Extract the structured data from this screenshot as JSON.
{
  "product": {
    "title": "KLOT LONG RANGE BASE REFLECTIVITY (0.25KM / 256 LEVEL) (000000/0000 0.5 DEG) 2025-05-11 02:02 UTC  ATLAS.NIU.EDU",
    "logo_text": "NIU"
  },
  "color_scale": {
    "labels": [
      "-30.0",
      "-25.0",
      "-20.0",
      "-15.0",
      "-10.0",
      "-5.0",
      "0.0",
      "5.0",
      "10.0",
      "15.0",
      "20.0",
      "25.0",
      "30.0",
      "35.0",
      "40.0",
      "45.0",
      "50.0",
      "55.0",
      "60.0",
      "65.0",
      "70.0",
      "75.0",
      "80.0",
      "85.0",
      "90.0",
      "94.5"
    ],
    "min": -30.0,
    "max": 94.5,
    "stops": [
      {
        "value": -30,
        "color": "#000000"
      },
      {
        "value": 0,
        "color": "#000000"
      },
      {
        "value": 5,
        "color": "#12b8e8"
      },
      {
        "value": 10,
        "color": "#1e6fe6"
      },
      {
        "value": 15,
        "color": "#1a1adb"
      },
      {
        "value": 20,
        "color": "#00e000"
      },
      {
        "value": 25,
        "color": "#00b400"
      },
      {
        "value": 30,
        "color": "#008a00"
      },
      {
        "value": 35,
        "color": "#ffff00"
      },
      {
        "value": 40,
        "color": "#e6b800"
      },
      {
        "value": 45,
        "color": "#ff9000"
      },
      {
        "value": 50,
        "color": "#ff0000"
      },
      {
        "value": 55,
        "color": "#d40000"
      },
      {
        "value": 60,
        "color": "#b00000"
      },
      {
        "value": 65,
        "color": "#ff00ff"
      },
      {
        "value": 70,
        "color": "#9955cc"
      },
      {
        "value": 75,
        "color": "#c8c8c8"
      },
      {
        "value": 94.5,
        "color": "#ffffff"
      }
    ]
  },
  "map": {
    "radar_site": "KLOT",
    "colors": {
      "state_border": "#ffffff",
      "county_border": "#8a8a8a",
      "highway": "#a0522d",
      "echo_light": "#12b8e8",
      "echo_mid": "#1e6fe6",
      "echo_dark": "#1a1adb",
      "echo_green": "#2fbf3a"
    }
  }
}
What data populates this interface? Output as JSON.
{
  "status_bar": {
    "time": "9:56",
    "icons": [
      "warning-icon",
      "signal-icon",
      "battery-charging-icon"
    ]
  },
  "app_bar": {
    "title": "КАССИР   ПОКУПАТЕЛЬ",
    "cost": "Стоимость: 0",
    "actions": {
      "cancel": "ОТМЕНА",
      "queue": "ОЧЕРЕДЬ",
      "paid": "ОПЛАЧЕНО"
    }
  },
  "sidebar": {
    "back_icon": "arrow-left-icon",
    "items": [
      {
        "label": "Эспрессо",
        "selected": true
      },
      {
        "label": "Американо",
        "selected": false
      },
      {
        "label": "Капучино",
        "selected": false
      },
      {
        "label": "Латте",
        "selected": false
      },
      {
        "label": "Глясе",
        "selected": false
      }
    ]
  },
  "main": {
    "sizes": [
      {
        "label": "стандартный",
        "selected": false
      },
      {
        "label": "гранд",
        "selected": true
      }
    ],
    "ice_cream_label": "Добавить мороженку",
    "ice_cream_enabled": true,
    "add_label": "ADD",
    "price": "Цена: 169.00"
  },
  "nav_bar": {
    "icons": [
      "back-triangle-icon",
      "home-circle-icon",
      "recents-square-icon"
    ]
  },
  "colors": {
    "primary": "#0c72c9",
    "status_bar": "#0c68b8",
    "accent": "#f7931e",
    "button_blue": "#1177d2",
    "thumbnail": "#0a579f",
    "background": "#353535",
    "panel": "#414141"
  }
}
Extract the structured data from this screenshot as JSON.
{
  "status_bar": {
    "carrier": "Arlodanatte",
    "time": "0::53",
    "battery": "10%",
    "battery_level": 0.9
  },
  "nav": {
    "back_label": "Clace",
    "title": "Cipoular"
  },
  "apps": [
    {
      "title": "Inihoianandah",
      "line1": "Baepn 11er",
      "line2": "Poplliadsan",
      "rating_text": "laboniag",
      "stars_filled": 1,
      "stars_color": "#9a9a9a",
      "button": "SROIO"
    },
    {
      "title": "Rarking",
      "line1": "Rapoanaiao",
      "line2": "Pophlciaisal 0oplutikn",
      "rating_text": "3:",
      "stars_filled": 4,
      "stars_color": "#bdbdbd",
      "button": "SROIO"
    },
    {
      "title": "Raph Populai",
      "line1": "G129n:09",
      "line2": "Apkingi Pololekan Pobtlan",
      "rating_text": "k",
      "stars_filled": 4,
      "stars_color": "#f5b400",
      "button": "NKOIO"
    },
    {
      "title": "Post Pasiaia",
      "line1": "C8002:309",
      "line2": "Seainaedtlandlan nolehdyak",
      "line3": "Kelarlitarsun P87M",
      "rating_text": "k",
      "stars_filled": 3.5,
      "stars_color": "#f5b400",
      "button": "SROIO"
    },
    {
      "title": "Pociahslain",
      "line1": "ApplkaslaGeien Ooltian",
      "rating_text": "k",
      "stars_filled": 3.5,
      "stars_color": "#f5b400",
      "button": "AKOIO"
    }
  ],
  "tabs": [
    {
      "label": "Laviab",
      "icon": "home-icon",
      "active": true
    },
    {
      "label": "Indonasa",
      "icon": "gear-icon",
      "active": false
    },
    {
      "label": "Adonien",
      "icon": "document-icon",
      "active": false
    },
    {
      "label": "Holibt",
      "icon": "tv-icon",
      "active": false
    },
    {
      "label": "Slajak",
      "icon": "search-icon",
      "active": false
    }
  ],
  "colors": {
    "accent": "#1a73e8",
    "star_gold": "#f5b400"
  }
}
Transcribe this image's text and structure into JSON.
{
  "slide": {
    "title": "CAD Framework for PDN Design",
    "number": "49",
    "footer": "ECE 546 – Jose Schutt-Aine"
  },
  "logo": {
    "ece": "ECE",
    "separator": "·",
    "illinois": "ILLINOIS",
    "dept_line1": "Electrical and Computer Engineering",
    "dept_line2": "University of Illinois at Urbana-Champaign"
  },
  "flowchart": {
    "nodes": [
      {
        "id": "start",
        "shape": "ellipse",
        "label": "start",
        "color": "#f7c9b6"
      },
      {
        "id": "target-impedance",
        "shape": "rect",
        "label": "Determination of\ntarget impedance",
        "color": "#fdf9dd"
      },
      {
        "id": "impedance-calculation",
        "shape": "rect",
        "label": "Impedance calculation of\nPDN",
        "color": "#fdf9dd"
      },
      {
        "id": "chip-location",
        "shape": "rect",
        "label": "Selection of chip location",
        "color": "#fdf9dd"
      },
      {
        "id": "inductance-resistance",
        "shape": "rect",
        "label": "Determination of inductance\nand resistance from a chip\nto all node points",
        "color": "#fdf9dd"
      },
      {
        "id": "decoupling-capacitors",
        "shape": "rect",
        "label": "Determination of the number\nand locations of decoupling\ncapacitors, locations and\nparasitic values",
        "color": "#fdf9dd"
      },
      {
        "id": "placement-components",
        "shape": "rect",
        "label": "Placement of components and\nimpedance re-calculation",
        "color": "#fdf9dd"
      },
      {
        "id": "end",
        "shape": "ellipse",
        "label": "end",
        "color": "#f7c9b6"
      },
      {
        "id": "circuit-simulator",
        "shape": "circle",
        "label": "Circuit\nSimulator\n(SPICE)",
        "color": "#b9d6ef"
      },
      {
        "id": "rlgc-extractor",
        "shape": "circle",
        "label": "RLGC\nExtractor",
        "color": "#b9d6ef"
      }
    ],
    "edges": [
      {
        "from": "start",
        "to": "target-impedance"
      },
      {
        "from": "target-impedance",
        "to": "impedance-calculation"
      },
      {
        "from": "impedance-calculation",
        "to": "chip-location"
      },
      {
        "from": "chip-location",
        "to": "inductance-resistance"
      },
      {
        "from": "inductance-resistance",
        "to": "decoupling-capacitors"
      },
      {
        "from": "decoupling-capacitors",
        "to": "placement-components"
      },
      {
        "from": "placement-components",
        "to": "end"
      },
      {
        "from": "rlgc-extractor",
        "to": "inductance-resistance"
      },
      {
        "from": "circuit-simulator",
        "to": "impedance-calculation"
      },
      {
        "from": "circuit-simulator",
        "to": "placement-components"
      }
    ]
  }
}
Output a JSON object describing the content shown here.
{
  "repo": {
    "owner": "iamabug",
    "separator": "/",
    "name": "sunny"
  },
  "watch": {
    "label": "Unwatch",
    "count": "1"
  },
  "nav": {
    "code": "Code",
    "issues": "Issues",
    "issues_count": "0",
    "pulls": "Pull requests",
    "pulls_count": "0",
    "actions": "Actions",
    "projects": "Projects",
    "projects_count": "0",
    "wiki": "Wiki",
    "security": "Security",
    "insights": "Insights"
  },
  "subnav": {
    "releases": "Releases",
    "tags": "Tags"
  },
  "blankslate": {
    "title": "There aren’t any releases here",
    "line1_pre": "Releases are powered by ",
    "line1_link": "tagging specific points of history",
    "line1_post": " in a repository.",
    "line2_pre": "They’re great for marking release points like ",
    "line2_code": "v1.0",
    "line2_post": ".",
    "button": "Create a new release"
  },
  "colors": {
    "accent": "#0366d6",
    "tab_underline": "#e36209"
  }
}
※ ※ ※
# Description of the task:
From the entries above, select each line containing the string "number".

# Solution to the exercise:
    "number": "49",
        "label": "Determination of the number\nand locations of decoupling\ncapacitors, locations and\nparasitic values",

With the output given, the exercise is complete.